10 months ago Triangle 0
Written by: Morgan Clark, staff writer
Big Ten football will resume the weekend of Oct. 24 after officials deemed it safe to play according to the most recent COVID research. The championship is currently scheduled for Dec. 19. This gives the teams time to play eight games prior to the regular season end on Dec. 10. Big Ten had previously stated that they would not have a 2020 season on Aug. 11. The conference was postponed to 2021.
This decision was reversed Wed. morning. The Big Ten conference has placed several restrictions: there will be no fans in the stadiums, athletes will be tested for COVID daily and athletes will be screened for virus-related heart conditions. In Aug. neither of the tests could be guaranteed; now they are standard procedure for the athletes. Coaches and other athletic staff will undergo the same testing.

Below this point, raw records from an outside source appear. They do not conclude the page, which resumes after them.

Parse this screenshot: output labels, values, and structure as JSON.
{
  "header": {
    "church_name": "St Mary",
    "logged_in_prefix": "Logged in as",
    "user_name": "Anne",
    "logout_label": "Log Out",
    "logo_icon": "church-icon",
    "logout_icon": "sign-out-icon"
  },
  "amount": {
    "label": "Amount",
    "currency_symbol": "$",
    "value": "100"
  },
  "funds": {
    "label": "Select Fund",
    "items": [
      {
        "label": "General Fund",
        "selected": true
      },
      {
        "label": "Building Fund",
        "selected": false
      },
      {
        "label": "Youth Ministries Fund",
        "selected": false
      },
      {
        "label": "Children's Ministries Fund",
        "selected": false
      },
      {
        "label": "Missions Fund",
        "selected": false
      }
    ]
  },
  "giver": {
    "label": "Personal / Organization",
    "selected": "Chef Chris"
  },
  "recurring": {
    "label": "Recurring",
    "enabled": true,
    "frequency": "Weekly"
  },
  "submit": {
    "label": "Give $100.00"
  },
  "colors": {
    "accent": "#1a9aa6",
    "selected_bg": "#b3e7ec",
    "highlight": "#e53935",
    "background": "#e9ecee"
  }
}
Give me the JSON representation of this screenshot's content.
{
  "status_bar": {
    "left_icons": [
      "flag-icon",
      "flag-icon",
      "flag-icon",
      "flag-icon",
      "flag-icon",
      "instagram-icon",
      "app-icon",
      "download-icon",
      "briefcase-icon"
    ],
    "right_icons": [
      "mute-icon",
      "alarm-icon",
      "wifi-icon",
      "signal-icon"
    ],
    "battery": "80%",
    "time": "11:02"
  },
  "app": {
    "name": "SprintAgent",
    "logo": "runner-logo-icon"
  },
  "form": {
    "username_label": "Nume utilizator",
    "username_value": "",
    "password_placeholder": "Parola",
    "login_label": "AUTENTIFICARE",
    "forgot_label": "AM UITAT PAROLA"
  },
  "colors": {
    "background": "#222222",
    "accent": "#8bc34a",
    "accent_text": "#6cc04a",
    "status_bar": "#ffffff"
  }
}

The Big Ten’s decision on winter sports, such as basketball, has yet to come.
Big Ten schools, such as the University of Michigan and the University of Illinois, have boasted outrageous COVID statistics. The University of Illinois has had 120,069 positive cases as of Sept. 17, according to the University’s COVID dashboard. Over 300,000 tests have been administered on campus. COVID is still alive and well at these Big Ten schools, prompting some resistance to the newly announced football season.
If a player tests positive for COVID, they will not return to games or practice for 14 days. They will be required to test negative and pass a heart screening test before being allowed to return. The team of the infected player will pause practices and conditioning for a week minimum and all players will be tested immediately.
President Donald Trump, who personally pushed for this change, shared his approval through Twitter, tweeting: “BIG TEN IS BACK. All teams to participate. Thank you to the players, coaches, parents, and all school representatives. Have a FANTASTIC SEASON!”
The team physician for Ohio State, Dr. Jim Borcher, also praised the decision, stating, “Everyone associated with Big Ten should be very proud of the groundbreaking steps that are being taken to better protect the health and safety of the student-athletes and surrounding communities.”
Morgan Clark is a first year staff writer with the Triangle. She is a Bryan College cheerleader and communication major.